The Basics of the Magazine Tear Sheet

Young woman at bookstall with magazine, mid section
Getty Images/Hitoshi Nishimura

Editors of every publication, whether it's Men's Health or Vogue, will send a tear sheet to a freelance writer that has had their work published. A tear sheet is exactly what it sounds like: It is a sheet of paper torn from a magazine. In the 20th Century, editors would literally tear an article out of their magazine and drop it into the mail. While composition and delivery changed with the advent of the digital age, the purpose has not.

How Writers Use Tear Sheets

Tear sheets are used by writers to create instant credibility, authority and (in some cases) celebrity status.This is how a writer "proves" and "validates" his or her work. Writers compile their tear sheets together to create a portfolio of their work as a means to get future work. Tear sheets should also accompany every query letter a writer sends out. Writers use either an electronic PDF copy to send to prospective employers or they can supply an editor with the URL to link directly to the online copy. Sending a "digital tear sheet" isn't always possible because not all of the print edition of a magazine is always posted online. And in some cases, the online version is only accessible by subscription. A writer must therefore always have a stand-alone PDF version of their work. If a writer is technologically-challenged and not adept at creating quality electronic versions of their work there are workshops devoted to this and tech pros that can help.

The World of Tear Sheets 

Some people associate tear sheets with modeling because every model needs a high-end, graphically-appealing professional portfolio to show off their work. Many models still go old-school and put their tear sheets into black portfolios with handles so they can easily carry them to interviews. These black portfolios can be purchased at any art and supply store (or online). In addition to hand-held portfolios, models also need an electronic PDF version of all their work to what someone's interest and for sharing their work internally in the company from which they're seeking work.

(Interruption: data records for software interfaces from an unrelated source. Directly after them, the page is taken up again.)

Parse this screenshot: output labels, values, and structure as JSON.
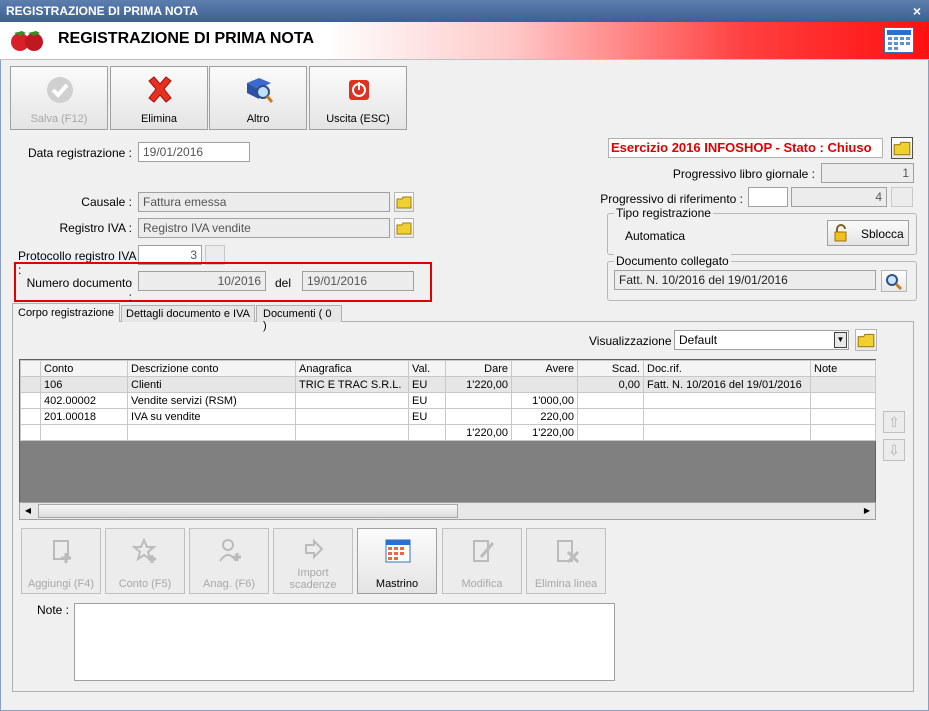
{
  "window": {
    "title": "REGISTRAZIONE DI PRIMA NOTA",
    "close": "×"
  },
  "header": {
    "title": "REGISTRAZIONE DI PRIMA NOTA"
  },
  "toolbar": {
    "save": "Salva (F12)",
    "delete": "Elimina",
    "other": "Altro",
    "exit": "Uscita (ESC)"
  },
  "form": {
    "data_reg_label": "Data registrazione :",
    "data_reg_value": "19/01/2016",
    "causale_label": "Causale :",
    "causale_value": "Fattura emessa",
    "registro_label": "Registro IVA :",
    "registro_value": "Registro IVA vendite",
    "protocollo_label": "Protocollo registro IVA :",
    "protocollo_value": "3",
    "numdoc_label": "Numero documento :",
    "numdoc_value": "10/2016",
    "del_label": "del",
    "del_value": "19/01/2016"
  },
  "right": {
    "esercizio": "Esercizio 2016 INFOSHOP - Stato : Chiuso",
    "prog_libro_label": "Progressivo libro giornale :",
    "prog_libro_value": "1",
    "prog_rif_label": "Progressivo di riferimento :",
    "prog_rif_value": "4",
    "tipo_title": "Tipo registrazione",
    "tipo_value": "Automatica",
    "sblocca": "Sblocca",
    "doc_title": "Documento collegato",
    "doc_value": "Fatt. N. 10/2016 del 19/01/2016"
  },
  "tabs": [
    "Corpo registrazione",
    "Dettagli documento e IVA",
    "Documenti ( 0 )"
  ],
  "view": {
    "label": "Visualizzazione :",
    "value": "Default"
  },
  "grid": {
    "columns": [
      "Conto",
      "Descrizione conto",
      "Anagrafica",
      "Val.",
      "Dare",
      "Avere",
      "Scad.",
      "Doc.rif.",
      "Note"
    ],
    "rows": [
      [
        "106",
        "Clienti",
        "TRIC E TRAC S.R.L.",
        "EU",
        "1'220,00",
        "",
        "0,00",
        "Fatt. N. 10/2016 del 19/01/2016",
        ""
      ],
      [
        "402.00002",
        "Vendite servizi (RSM)",
        "",
        "EU",
        "",
        "1'000,00",
        "",
        "",
        ""
      ],
      [
        "201.00018",
        "IVA su vendite",
        "",
        "EU",
        "",
        "220,00",
        "",
        "",
        ""
      ]
    ],
    "totals": [
      "",
      "",
      "",
      "",
      "1'220,00",
      "1'220,00",
      "",
      "",
      ""
    ]
  },
  "bottom_buttons": {
    "add": "Aggiungi (F4)",
    "account": "Conto (F5)",
    "anag": "Anag. (F6)",
    "import": "Import scadenze",
    "mastrino": "Mastrino",
    "edit": "Modifica",
    "delete_line": "Elimina linea"
  },
  "note_label": "Note :",
  "colors": {
    "accent_red": "#e00000",
    "title_blue": "#4a6ea0"
  }
}
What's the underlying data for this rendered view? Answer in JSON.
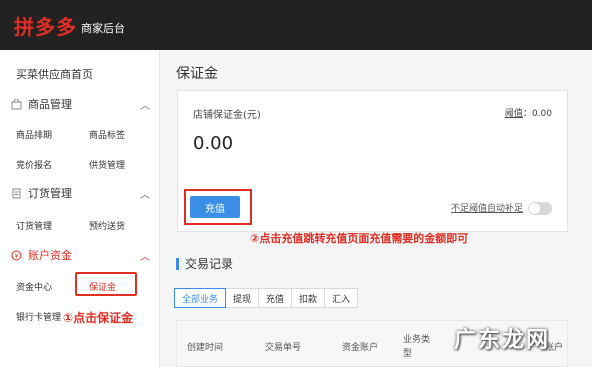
{
  "header": {
    "logo": "拼多多",
    "subtitle": "商家后台"
  },
  "sidebar": {
    "home": "买菜供应商首页",
    "sections": [
      {
        "title": "商品管理",
        "items": [
          "商品排期",
          "商品标签",
          "竞价报名",
          "供货管理"
        ]
      },
      {
        "title": "订货管理",
        "items": [
          "订货管理",
          "预约送货"
        ]
      },
      {
        "title": "账户资金",
        "items": [
          "资金中心",
          "保证金",
          "银行卡管理"
        ]
      }
    ]
  },
  "annotations": {
    "step1": "①点击保证金",
    "step2": "②点击充值跳转充值页面充值需要的金额即可"
  },
  "main": {
    "title": "保证金",
    "card": {
      "label": "店铺保证金(元)",
      "threshold_label": "阈值",
      "threshold_value": "0.00",
      "amount": "0.00",
      "recharge_button": "充值",
      "autofill_label": "不足阈值自动补足"
    },
    "transactions": {
      "title": "交易记录",
      "tabs": [
        "全部业务",
        "提现",
        "充值",
        "扣款",
        "汇入"
      ],
      "columns": [
        "创建时间",
        "交易单号",
        "资金账户",
        "业务类型",
        "账户"
      ]
    }
  },
  "watermark": "广东龙网",
  "colors": {
    "brand": "#e02e24",
    "accent": "#3a8ee6",
    "topbar": "#222222"
  }
}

Tear sheets are also used in the world of advertising. Media buying agencies are often required by clients to provide tear sheets along with a post analysis of any advertising campaign, no matter how big or small the advertising budget. In some cases, the editor will send the entire magazine, or what's called a "courtesy copy."

In finance, tear sheets provide a one-page summary of a company or portfolio containing current and historical information on the company such as market cap, sector, a paragraph of the historic share price. These tear sheets are also referred to as "Fund Fact Sheets." 

Whatever your profession, a tear sheet is the best way to "validate" what you have to offer.